Well, that illusion lasted until I served in Bishopric and saw how most callings were really extended. The Bishopric looks at the likes and interests of the person, discusses what positions are open, determines if the person has the time and can contribute positively to the dynamics of the proposed organization, then prays about it. Absent a lightning bolt, earthquake, or other tangible manifestation supporting or opposing the decision, the Bishopric extends that calling.
Now we can debate the true nature of inspiration or the vagaries of revelation, or we can just move on. I suggest we move on and have that conversation face to face.

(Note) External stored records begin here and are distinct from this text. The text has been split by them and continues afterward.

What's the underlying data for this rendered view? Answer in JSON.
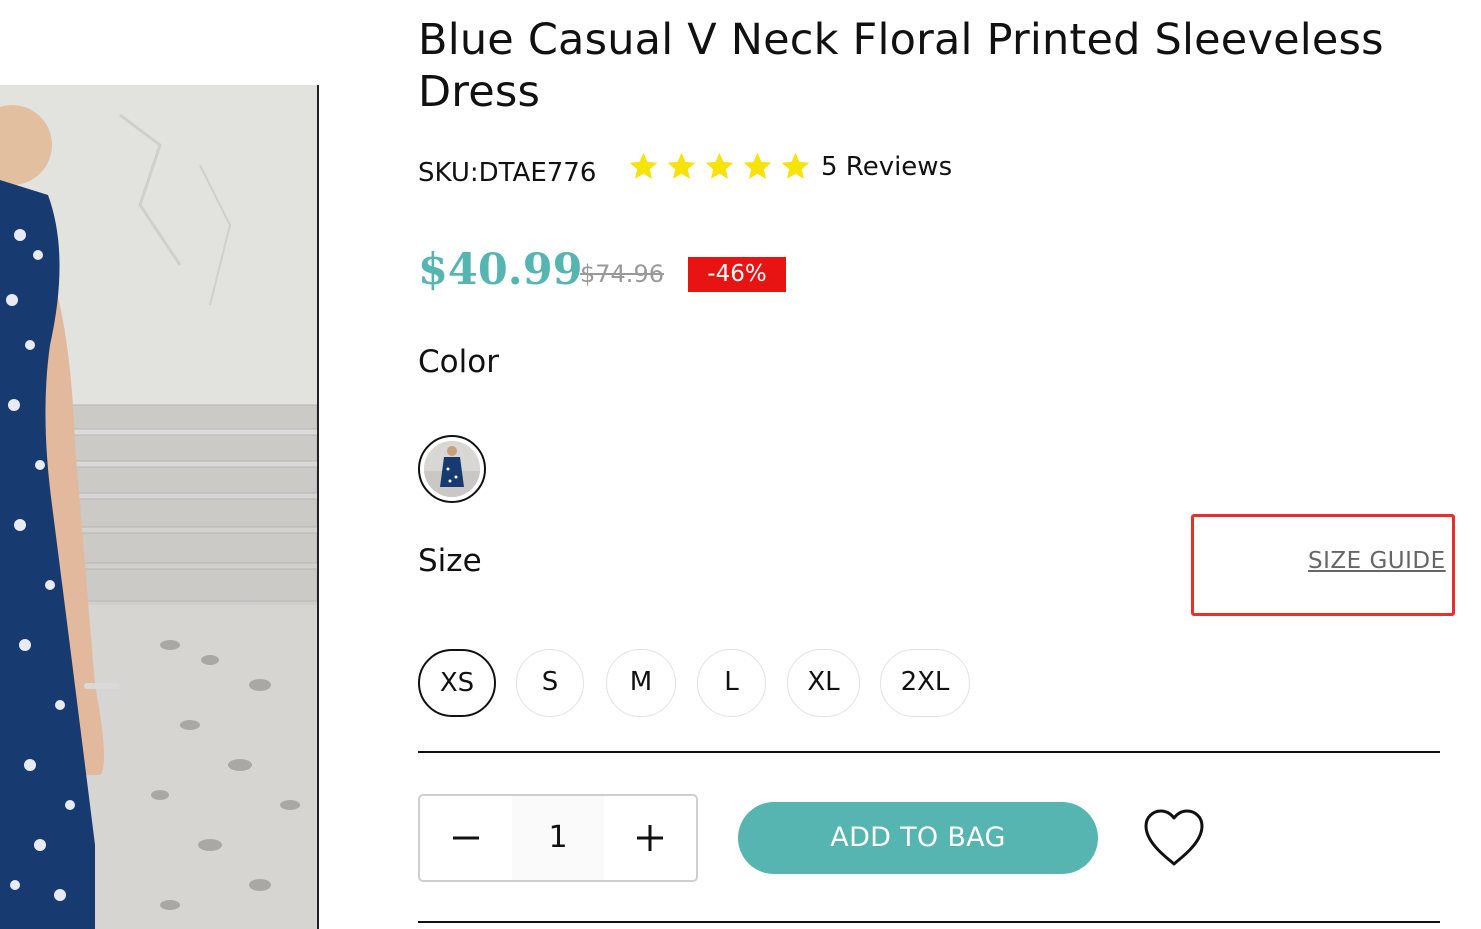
{
  "product": {
    "title": "Blue Casual V Neck Floral Printed Sleeveless Dress",
    "sku": "SKU:DTAE776",
    "rating": 5,
    "rating_max": 5,
    "reviews_label": "5 Reviews",
    "price": "$40.99",
    "original_price": "$74.96",
    "discount": "-46%"
  },
  "colors": {
    "label": "Color",
    "options": [
      {
        "name": "Blue",
        "selected": true
      }
    ]
  },
  "sizes": {
    "label": "Size",
    "guide_label": "SIZE GUIDE",
    "options": [
      {
        "label": "XS",
        "selected": true
      },
      {
        "label": "S",
        "selected": false
      },
      {
        "label": "M",
        "selected": false
      },
      {
        "label": "L",
        "selected": false
      },
      {
        "label": "XL",
        "selected": false
      },
      {
        "label": "2XL",
        "selected": false
      }
    ]
  },
  "purchase": {
    "quantity": "1",
    "add_to_bag_label": "ADD TO BAG"
  },
  "theme": {
    "accent": "#56b5b1",
    "discount_red": "#e81414",
    "star_yellow": "#f5e30a",
    "highlight_red": "#e8302a"
  }
}
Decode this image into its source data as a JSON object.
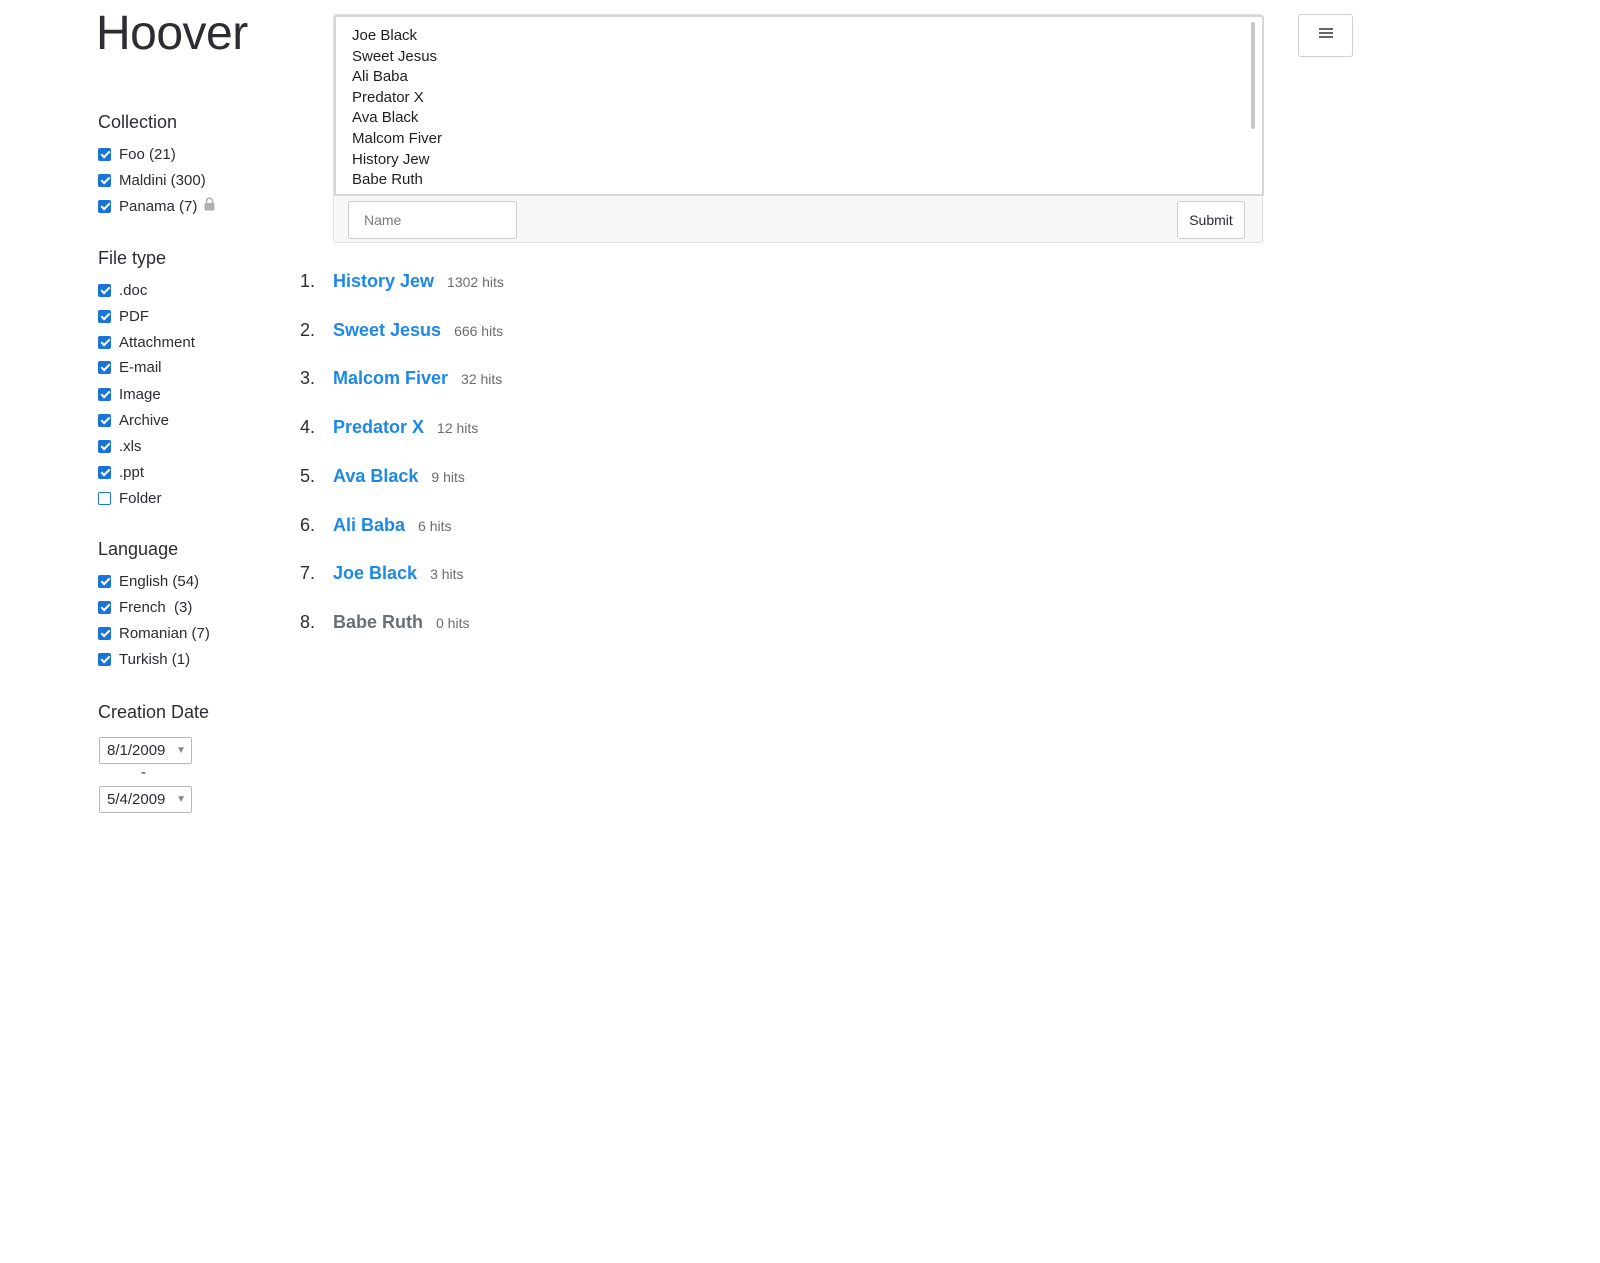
{
  "app": {
    "title": "Hoover"
  },
  "sidebar": {
    "collection": {
      "heading": "Collection",
      "options": [
        {
          "label": "Foo (21)",
          "checked": true
        },
        {
          "label": "Maldini (300)",
          "checked": true
        },
        {
          "label": "Panama (7)",
          "checked": true,
          "icon": "lock-icon"
        }
      ]
    },
    "file_type": {
      "heading": "File type",
      "options": [
        {
          "label": ".doc",
          "checked": true
        },
        {
          "label": "PDF",
          "checked": true
        },
        {
          "label": "Attachment",
          "checked": true
        },
        {
          "label": "E-mail",
          "checked": true
        },
        {
          "label": "Image",
          "checked": true
        },
        {
          "label": "Archive",
          "checked": true
        },
        {
          "label": ".xls",
          "checked": true
        },
        {
          "label": ".ppt",
          "checked": true
        },
        {
          "label": "Folder",
          "checked": false
        }
      ]
    },
    "language": {
      "heading": "Language",
      "options": [
        {
          "label": "English (54)",
          "checked": true
        },
        {
          "label": "French  (3)",
          "checked": true
        },
        {
          "label": "Romanian (7)",
          "checked": true
        },
        {
          "label": "Turkish (1)",
          "checked": true
        }
      ]
    },
    "creation_date": {
      "heading": "Creation Date",
      "from": "8/1/2009",
      "separator": "-",
      "to": "5/4/2009"
    }
  },
  "search": {
    "suggestions": [
      "Joe Black",
      "Sweet Jesus",
      "Ali Baba",
      "Predator X",
      "Ava Black",
      "Malcom Fiver",
      "History Jew",
      "Babe Ruth"
    ],
    "name_placeholder": "Name",
    "name_value": "",
    "submit_label": "Submit"
  },
  "header": {
    "menu_icon": "hamburger-menu-icon"
  },
  "results": [
    {
      "rank": "1.",
      "name": "History Jew",
      "hits": "1302 hits",
      "active": true
    },
    {
      "rank": "2.",
      "name": "Sweet Jesus",
      "hits": "666 hits",
      "active": true
    },
    {
      "rank": "3.",
      "name": "Malcom Fiver",
      "hits": "32 hits",
      "active": true
    },
    {
      "rank": "4.",
      "name": "Predator X",
      "hits": "12 hits",
      "active": true
    },
    {
      "rank": "5.",
      "name": "Ava Black",
      "hits": "9 hits",
      "active": true
    },
    {
      "rank": "6.",
      "name": "Ali Baba",
      "hits": "6 hits",
      "active": true
    },
    {
      "rank": "7.",
      "name": "Joe Black",
      "hits": "3 hits",
      "active": true
    },
    {
      "rank": "8.",
      "name": "Babe Ruth",
      "hits": "0 hits",
      "active": false
    }
  ],
  "colors": {
    "accent": "#1e88e5",
    "checkbox": "#1a73d9",
    "muted_link": "#6b7075",
    "text": "#2b2d33"
  }
}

Moving is an adventure. Sure there is the packing and the driving and the new destination. But beyond the mechanics of moving, there is the tumult of emotions which complicate the process. We had been in North Carolina for eight years. We loved where we lived. We loved those among whom we lived. We really found a great home there in the South.
But, we moved.
The major stress of moving is having to start all over. You start all over at work, the kids start all over a school, and we all started all over at church. Which means all that you accomplished in your previous ward is basically tossed out the window and you start all over again.
On our first interview with Bishop Dowling as new ward members, he asked what types of callings we had in the past. Of course, Karen made sure he was aware that she loved to play the organ. In most wards, and organist who plays well and wants to play is tantamount to the goose who laid the golden egg. She was quickly called to be organist.
Bishop Dowling asked me where I had served and I mentioned how I enjoyed being with the youth. I had been in a bishopric, Young Men’s President, and an early morning Seminary teacher. So I had the youth calling qualifications. But I quickly learned such an admission was a mistake. A few days after that interview I was asked to be Scoutmaster.
You have got to be kidding. I was a horrible Scout. I knew only two knots – the square knot and the granny (the granny is the result of a knot failure.) There was no way I could be Scoutmaster. But, I was taught never to say no. So, reluctantly, (and I might add very reluctantly) I said yes.
Once I accepted, that was when the bad news came. Burt Conrad was the current Scoutmaster. Burt is one of the greats in the church. He is clam, reserved, and very knowledgeable. He is a master teacher and a deep thinker. I always enjoyed spending time with Burt.
But Burt lacked the ability to relate to the boys. Burt seemed the best choice. He as a great Scouter. He knew everything about Scouting. He owned a uniform. He looked great in that uniform. But he just couldn’t motivate the boys at all.
So, you have the great Scouter in Burt and the anti-Scouter in me.
The second bad news as that our troop would have a troop summer camp and not to go to the standard council camp. That meant I had to take a group of boys, whom I never met, for a multi-day camp somewhere in a state with which I as wholly unfamiliar. Once there, I had to teach them scouting skills that I did not possess.
Give me a break.
Luckily, we had a small troop. Luckier still, I was able to develop a rapid and strong relationship with those boys almost overnight. The troop consisted of Kelly Gardner, Chris Cameron, Justin Wiser, and Corey Direco. I count Kelly, Chris, and Justin still among my friends to this day. Cory moved soon after we arrived in Utah so I never had a chance to get to know him.
As we met, I asked them to tell me what they liked and disliked about Scouting. All of them said they hated the uniform. Then they said the hated merit badges, but they knew they had to get their Eagle or their parents would be disappointed. So, as boring as merit bags were, they could endure them if they had to. What they really hated was being bored. They just didn’t want to go to Mutual each week and be bored.
Soon after we moved into the ward, the Freemans moved in just down that street. It just so happened that Dave Freeman was a professional Scouter. Scouting was his life. He was also recently released as a Bishop in Arizona, so he understood the importance of cultivating and strengthening relationships with boys.
I knew my weaknesses. There was no Scout skill I could teach those boys. But I had Dave Freeman and Burt Conrad who happened to have all the skills necessary. So, they were both called to serve in the troop. Now we had the best of both worlds – a leader who could work with the boys and reliable adults who could provide top-notched scouting skills.
To make things more exciting, we had a summer camp to plan. So from April until June, we focused solely on what type of camp to have. That meant we had to prepare the boys for all the activities and skills we wanted them to learn. Each week was a great experience because those boys were learning things and preparing themselves for the upcoming camp.